Retired California professor Fresno backs reparations for blacks
What makes the current rage against the racial injustices exposed by the pandemic as well as the death of George Floyd different from the previous ones is a call from all walks of life and ethnicity for systemic, structural and transformative police reform. and social inequalities. So as not to fall back to where it was, this time everyone would like to see a fundamental change. It means we should bite the bullet.
Reparation for the descendants of former black American slaves is one example. The idea has been discussed, debated and stirred up a number of times, as it still is. Racial injustice and inequality in America underlie the economy: poverty and all of its consequences. So how about discussing redress for our black citizens in the spirit of universal basic income?
Do they deserve it? Absolutely. American capitalism grew and developed on the back of slavery. Compensating for their misery and its impact is terribly wrong? Let’s say, a la Andrew Yang, that we pay every black citizen $ 1,000 or more every month, no questions asked, for the next two generations. Didn’t we do it in the form of welfare checks?

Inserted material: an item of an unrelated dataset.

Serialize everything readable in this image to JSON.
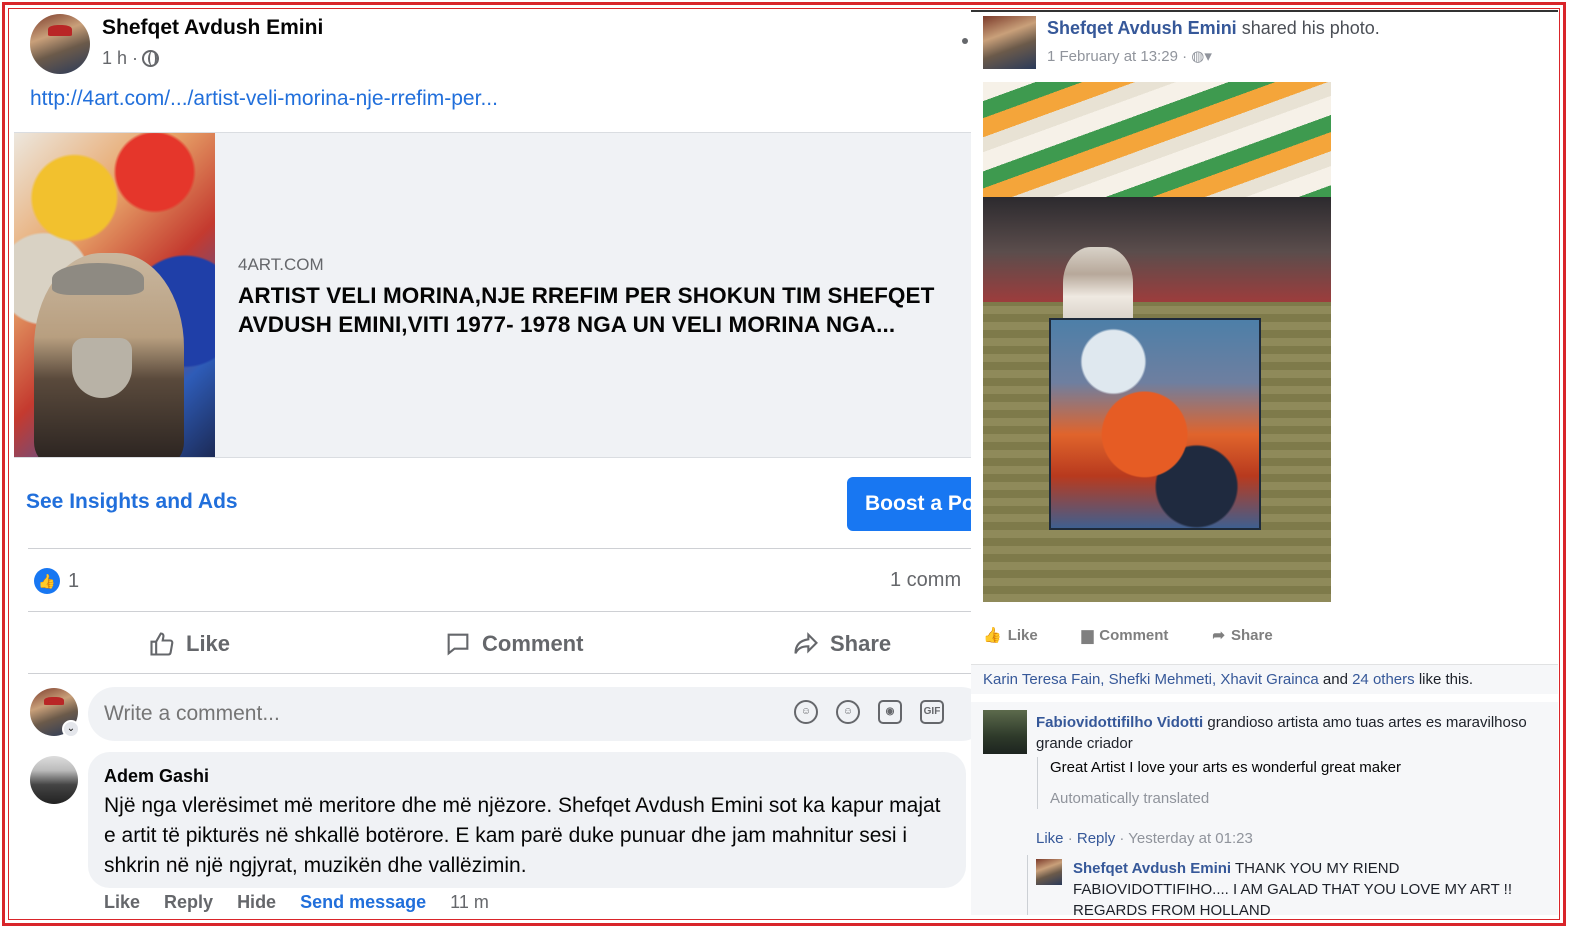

Universal basic income is different from well-being. No bureaucratic hassle, no meager handouts, no means test, but a substantial amount of money. It gives the recipients dignity, economic security and freedom. Let us bet on the apparently obvious theorem of economists that the higher the income, the higher the savings rate. With all the resulting socio-economic benefits! Or will we fail to do it for conventional woes? What if it promotes social slackers and social ills? Wouldn’t that lead to discouraging the search for work and a free ride as a way of life? And how do we pay it?
During the 1960s and 1970s we had the experience of maintaining basic income in New Jersey, Pennsylvania, Iowa, North Carolina, Gary, Indiana, Seattle and Denver. A group of citizens eligible for public assistance received the Basic Income, and it was withheld from another, to see what differences in behavior this might cause. There was no appreciable difference between the two groups in the pace at which they looked for work. The most notable change among people receiving Basic Income has been the improvement in their housing standards and home ownership.

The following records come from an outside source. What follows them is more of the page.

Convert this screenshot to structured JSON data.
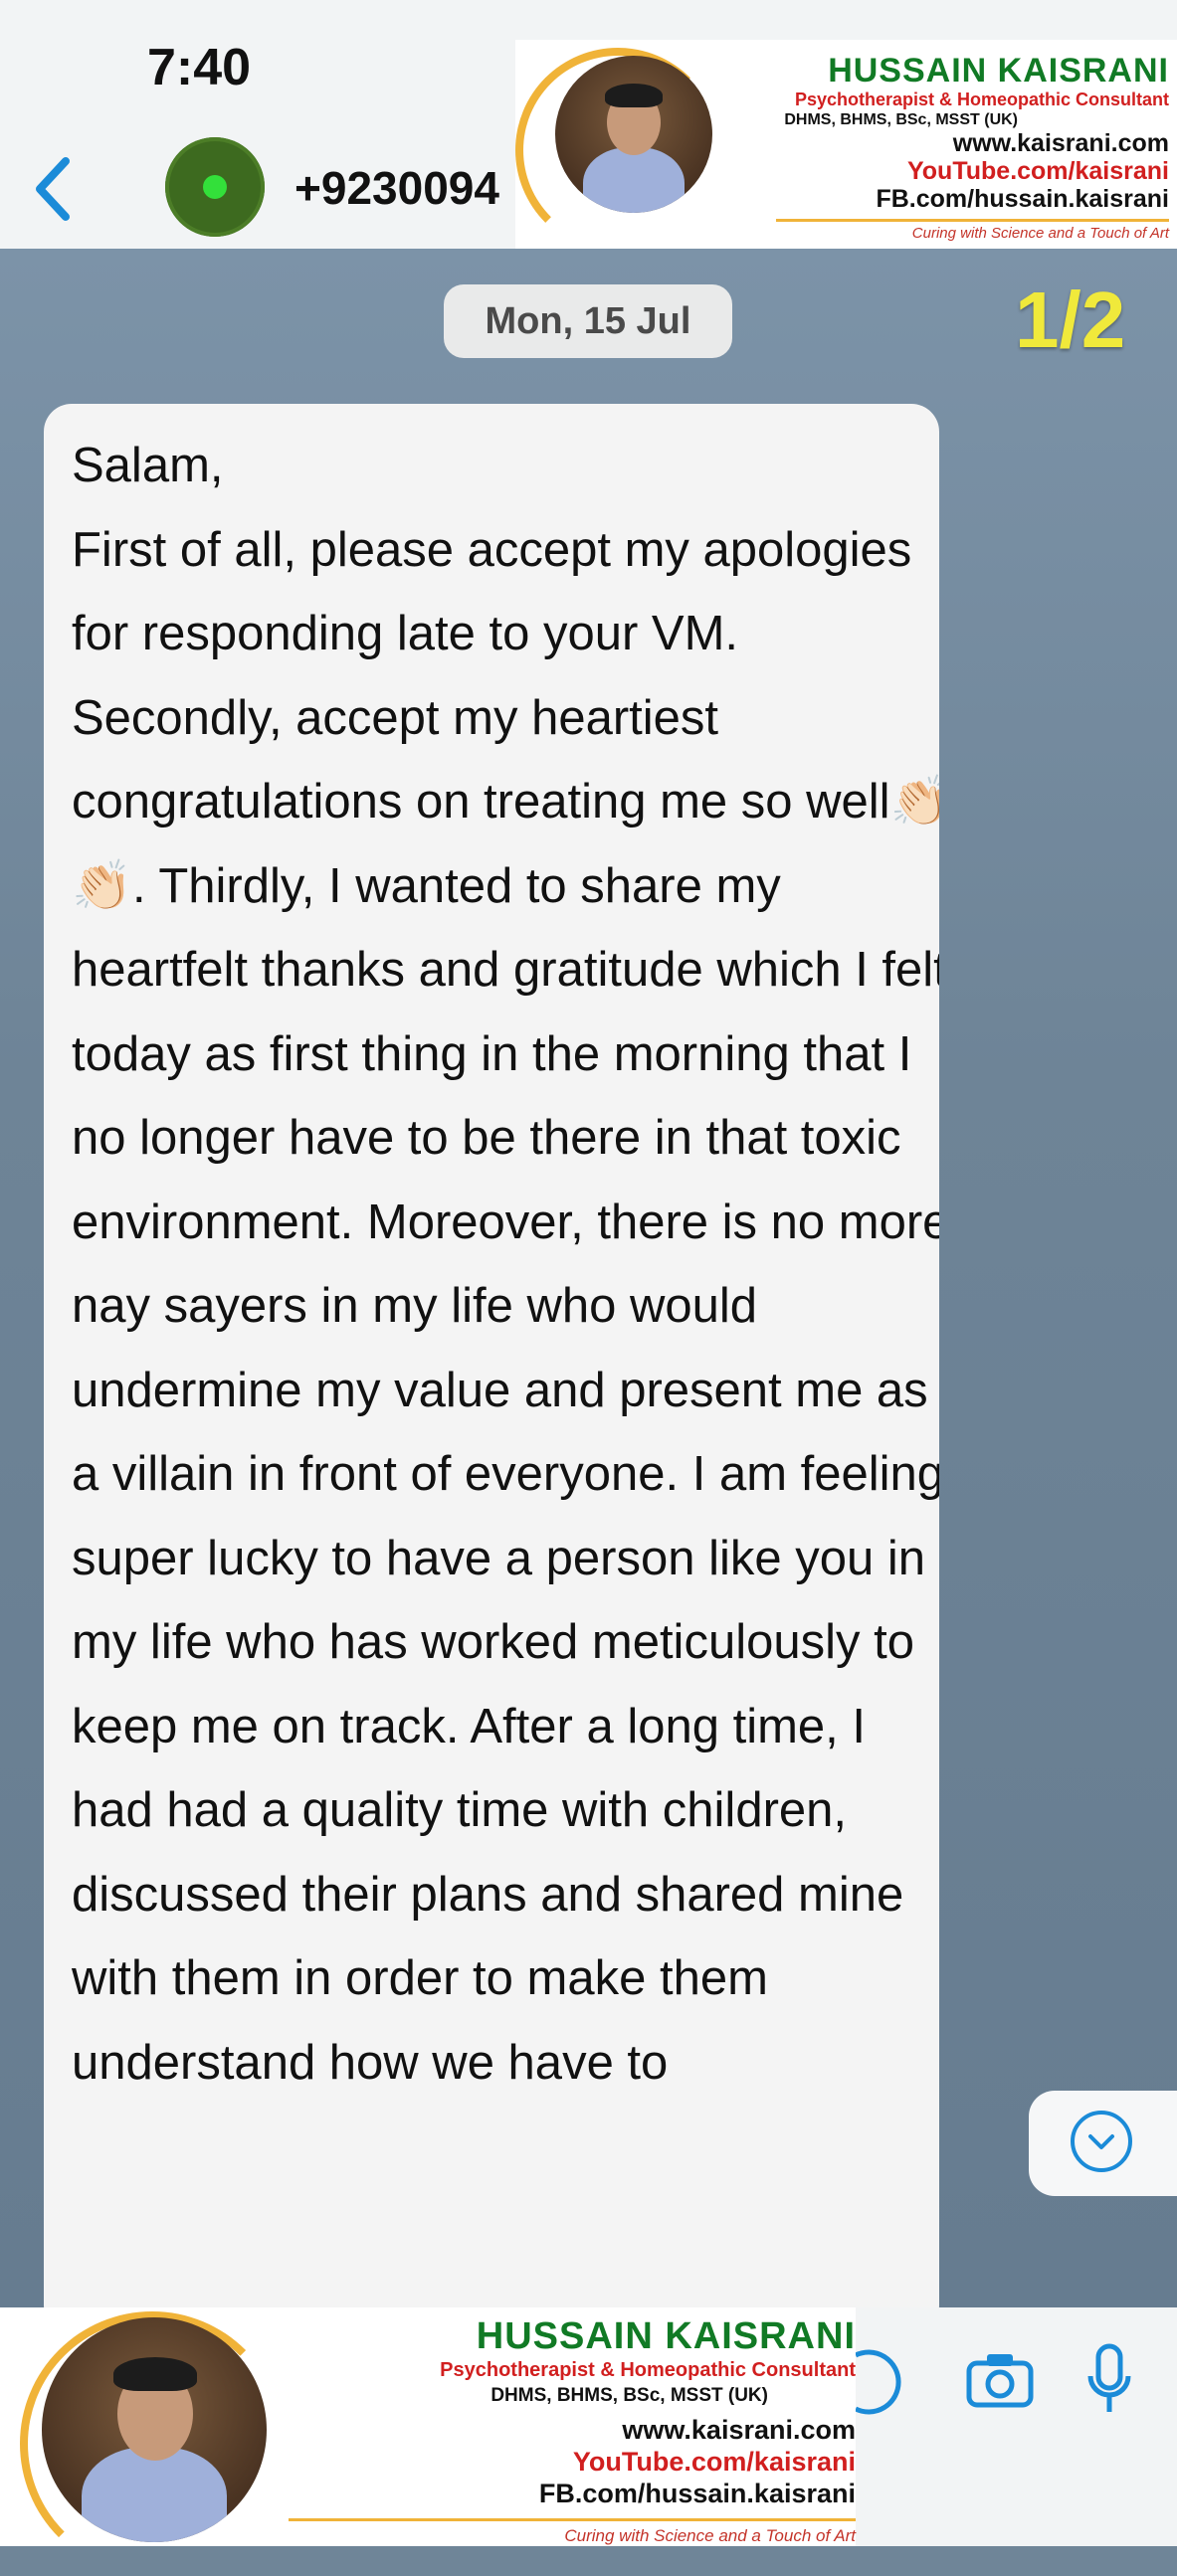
{
  "status_bar": {
    "time": "7:40"
  },
  "header": {
    "contact_name": "+9230094"
  },
  "branding": {
    "name": "HUSSAIN KAISRANI",
    "subtitle": "Psychotherapist & Homeopathic Consultant",
    "qualifications": "DHMS, BHMS, BSc, MSST (UK)",
    "website": "www.kaisrani.com",
    "youtube": "YouTube.com/kaisrani",
    "facebook": "FB.com/hussain.kaisrani",
    "tagline": "Curing with Science and a Touch of Art"
  },
  "chat": {
    "date_chip": "Mon, 15 Jul",
    "page_counter": "1/2",
    "message": "Salam,\nFirst of all, please accept my apologies for responding late to your VM. Secondly, accept my heartiest congratulations on treating me so well👏🏻👏🏻. Thirdly, I wanted to share my heartfelt thanks and gratitude which I felt today as first thing in the morning that I no longer have to be there in that toxic environment. Moreover, there is no more nay sayers in my life who would undermine my value and present me as a villain in front of everyone. I am feeling super lucky to have a person like you in my life who has worked meticulously to keep me on track. After a long time, I had had a quality time with children, discussed their plans and shared mine with them in order to make them understand how we have to"
  },
  "colors": {
    "accent_blue": "#1b8bd8",
    "brand_green": "#117a25",
    "brand_red": "#d11f1f",
    "counter_yellow": "#f0e93b"
  }
}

During the pandemic, local jurisdictions in South Korea implemented local basic income programs. They see a peak among young people on a basic income looking for a job. The reason: The stress of worrying about paying rent and other basics is removed. They are motivated to seek employment with vigor.

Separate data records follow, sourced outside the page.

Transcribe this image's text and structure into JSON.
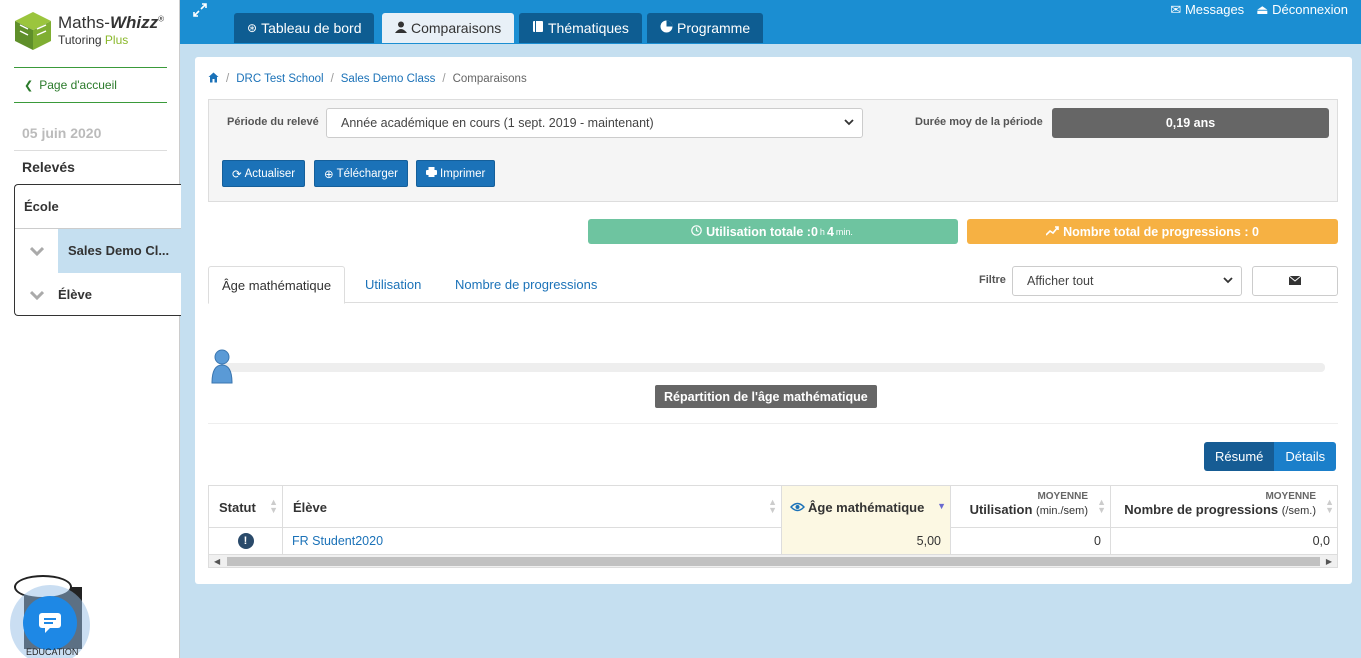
{
  "brand": {
    "name_prefix": "Maths-",
    "name_bold": "Whizz",
    "reg": "®",
    "tutoring": "Tutoring",
    "plus": "Plus"
  },
  "sidebar": {
    "home_link": "Page d'accueil",
    "date": "05 juin 2020",
    "section_title": "Relevés",
    "items": [
      {
        "label": "École"
      },
      {
        "label": "Sales Demo Cl..."
      },
      {
        "label": "Élève"
      }
    ],
    "chat_caption": "EDUCATION"
  },
  "topnav": {
    "tabs": [
      {
        "label": "Tableau de bord",
        "icon": "dashboard-icon"
      },
      {
        "label": "Comparaisons",
        "icon": "user-icon",
        "active": true
      },
      {
        "label": "Thématiques",
        "icon": "book-icon"
      },
      {
        "label": "Programme",
        "icon": "pie-icon"
      }
    ],
    "messages": "Messages",
    "logout": "Déconnexion"
  },
  "breadcrumb": [
    "DRC Test School",
    "Sales Demo Class",
    "Comparaisons"
  ],
  "filters": {
    "period_label": "Période du relevé",
    "period_value": "Année académique en cours (1 sept. 2019 - maintenant)",
    "duration_label": "Durée moy de la période",
    "duration_value": "0,19 ans",
    "refresh": "Actualiser",
    "download": "Télécharger",
    "print": "Imprimer"
  },
  "stats": {
    "usage_prefix": "Utilisation totale : ",
    "usage_hours": "0",
    "usage_h_unit": "h",
    "usage_minutes": "4",
    "usage_min_unit": "min.",
    "progress_label": "Nombre total de progressions : 0"
  },
  "tabs": [
    {
      "label": "Âge mathématique",
      "active": true
    },
    {
      "label": "Utilisation"
    },
    {
      "label": "Nombre de progressions"
    }
  ],
  "filter_label": "Filtre",
  "filter_value": "Afficher tout",
  "distribution_title": "Répartition de l'âge mathématique",
  "view_toggle": {
    "summary": "Résumé",
    "details": "Détails"
  },
  "table": {
    "headers": {
      "status": "Statut",
      "student": "Élève",
      "math_age": "Âge mathématique",
      "usage_top": "MOYENNE",
      "usage": "Utilisation",
      "usage_unit": "(min./sem)",
      "progress_top": "MOYENNE",
      "progress": "Nombre de progressions",
      "progress_unit": "(/sem.)"
    },
    "rows": [
      {
        "status": "!",
        "student": "FR Student2020",
        "math_age": "5,00",
        "usage": "0",
        "progress": "0,0"
      }
    ]
  },
  "colors": {
    "topbar": "#1b8ed2",
    "usage_badge": "#6ec4a0",
    "progress_badge": "#f6b143",
    "link": "#1b72b8"
  }
}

As to how to pay it, an additional tax burden on the part of recipients of past slave labor may probably be inevitable. See it as a reward and a moral act. For many reasons like corruption, politics, lack of oversight, unintended consequences, mostly unwanted, follow the implementation of social policy. Moreover, it is about any application policy. It is a social cost. Unless the effect of social costs outweighs the expected benefits, the program should continue and improve as it evolves.
Reparation is large-scale compensation whose justification is based on our moral precept. The effect of the repair will change the system.
Marn J. Cha is Professor Emeritus of Political Science and Public Administration at Fresno State.